That Sneeze: Is it Allergy, Cold, Flu…or Covid?
As spring sets in, trees and grasses burst out with pollens. Mothers tell me, “My child gets a runny nose every spring.” With COVID on everyone’s mind, however, we worry there might be a more serious cause this time. Hay fever, colds, the flu, and COVID all may present with cough and nasal drainage; determining the true cause is important.
Hay fever — our easy-to-remember name for allergic rhinitis — causes sneezing, a runny nose, and perhaps puffy eyes. The child won’t develop fever or chills, and nasal drainage is usually thin and clear. Shortness of breath or wheezing can occur if the sufferer has asthma, but usually not in those who don’t. Unless the sinuses become involved, antibiotics usually aren’t helpful. Instead, over-the-counter treatments of antihistamines, cough syrup, and a humidifier near the bedside is usually enough.
Prescription medicines can help, such as Montelukast (Singulair), a strong anti-allergy medicine, and occasionally steroids, particularly nasal sprays like Flonase. Allergy shots may help in prevention for those with severe symptoms. Masks have been proven to be helpful in reducing allergy symptoms, perhaps because the pollens causing allergies are 100 times larger than the viruses that cause infections, so masks are more effective in catching them.
Upper respiratory infections — known as the common cold — may be difficult to distinguish from allergic rhinitis. Rather than just bothered, the child tends to appear sicker, with less sneezing and more cough. Fever almost always indicates an infection, and the child’s snot may get thicker and colored. Colds are caused by viruses and don’t need antibiotics. However, if the child has underlying medical issues or if high fever or trouble breathing develops, a bacterial infection may have set in and antibiotics will be needed.
The flu is caused by a specific set of viruses from the influenza family. Although symptoms are similar to those caused by cold viruses, instead of sticking in the upper respiratory system, flu viruses invade the body. Muscle aches, vomiting, and diarrhea are common flu symptoms, as well as headaches and sore throat. Fever and chills can be severe. Rest, fluids, and anti-fever medicines like acetaminophen and ibuprofen help. The prescription medicine Tamiflu can shorten the duration of symptoms. Influenza is much less common during the warmer months of summer.

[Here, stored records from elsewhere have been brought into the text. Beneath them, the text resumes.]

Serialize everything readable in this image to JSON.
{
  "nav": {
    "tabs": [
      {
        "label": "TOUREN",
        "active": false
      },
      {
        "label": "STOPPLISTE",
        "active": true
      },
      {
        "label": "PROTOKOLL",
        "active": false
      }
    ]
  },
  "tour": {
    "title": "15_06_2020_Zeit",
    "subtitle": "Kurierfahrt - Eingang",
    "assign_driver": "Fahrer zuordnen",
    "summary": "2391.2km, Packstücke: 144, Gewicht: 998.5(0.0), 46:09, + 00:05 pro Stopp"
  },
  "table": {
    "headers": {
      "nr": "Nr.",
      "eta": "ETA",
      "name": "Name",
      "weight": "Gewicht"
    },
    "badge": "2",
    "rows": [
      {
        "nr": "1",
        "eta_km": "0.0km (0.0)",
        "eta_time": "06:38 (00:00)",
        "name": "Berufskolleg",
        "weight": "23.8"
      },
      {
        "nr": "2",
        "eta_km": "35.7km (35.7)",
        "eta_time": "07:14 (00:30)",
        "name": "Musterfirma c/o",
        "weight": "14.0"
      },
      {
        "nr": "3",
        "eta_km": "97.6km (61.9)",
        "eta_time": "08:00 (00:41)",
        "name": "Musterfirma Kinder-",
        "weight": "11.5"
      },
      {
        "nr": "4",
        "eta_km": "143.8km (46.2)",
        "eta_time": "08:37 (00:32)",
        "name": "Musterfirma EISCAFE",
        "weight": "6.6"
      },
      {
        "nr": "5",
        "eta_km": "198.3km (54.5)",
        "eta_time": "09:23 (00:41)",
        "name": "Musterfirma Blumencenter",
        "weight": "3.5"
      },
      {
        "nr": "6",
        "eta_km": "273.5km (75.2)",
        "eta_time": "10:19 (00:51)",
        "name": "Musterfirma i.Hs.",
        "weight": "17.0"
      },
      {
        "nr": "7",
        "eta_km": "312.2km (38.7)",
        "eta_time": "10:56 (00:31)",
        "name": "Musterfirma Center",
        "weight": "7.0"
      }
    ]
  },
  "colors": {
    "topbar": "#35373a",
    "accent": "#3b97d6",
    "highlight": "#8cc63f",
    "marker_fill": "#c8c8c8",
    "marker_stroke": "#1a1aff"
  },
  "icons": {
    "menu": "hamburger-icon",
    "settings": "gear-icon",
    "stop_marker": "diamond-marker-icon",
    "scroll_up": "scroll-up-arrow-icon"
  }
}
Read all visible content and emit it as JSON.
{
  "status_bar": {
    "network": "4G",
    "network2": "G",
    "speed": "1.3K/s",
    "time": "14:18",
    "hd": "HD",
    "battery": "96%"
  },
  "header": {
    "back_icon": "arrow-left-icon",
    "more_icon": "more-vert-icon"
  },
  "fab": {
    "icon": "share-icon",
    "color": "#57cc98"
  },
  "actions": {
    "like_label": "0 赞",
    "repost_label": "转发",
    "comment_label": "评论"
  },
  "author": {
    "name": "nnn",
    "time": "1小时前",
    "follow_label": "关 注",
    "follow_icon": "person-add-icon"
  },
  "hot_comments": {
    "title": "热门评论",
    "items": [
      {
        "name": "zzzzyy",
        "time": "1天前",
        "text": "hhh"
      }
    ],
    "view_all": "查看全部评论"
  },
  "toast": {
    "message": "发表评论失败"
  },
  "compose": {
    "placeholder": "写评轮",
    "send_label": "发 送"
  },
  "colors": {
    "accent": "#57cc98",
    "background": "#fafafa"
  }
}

Which brings us to COVID. Like colds and flus, COVID-19 is caused by a virus. In this case, it’s a coronavirus called SARS-CoV-2. Similar to the influenza virus, it spreads throughout the body, causing multiple symptoms including muscle aches, vomiting, diarrhea, “pink eye,” sore throat, blood clots, headaches and cough. One of the most unique symptoms is loss of sense of smell and taste. If your child experiences these symptoms, please consult your physician immediately.
Many issues can cause cough, runny nose and sneezing in children. If your child has a fever or appears ill, it’s best to schedule an appointment with your pediatrician.
Philip L. Levin, MD is a Coast-based physician and writer. He is the author of numerous award-winning stories and poems, many nonfiction articles, and eight published books, including two children’s books.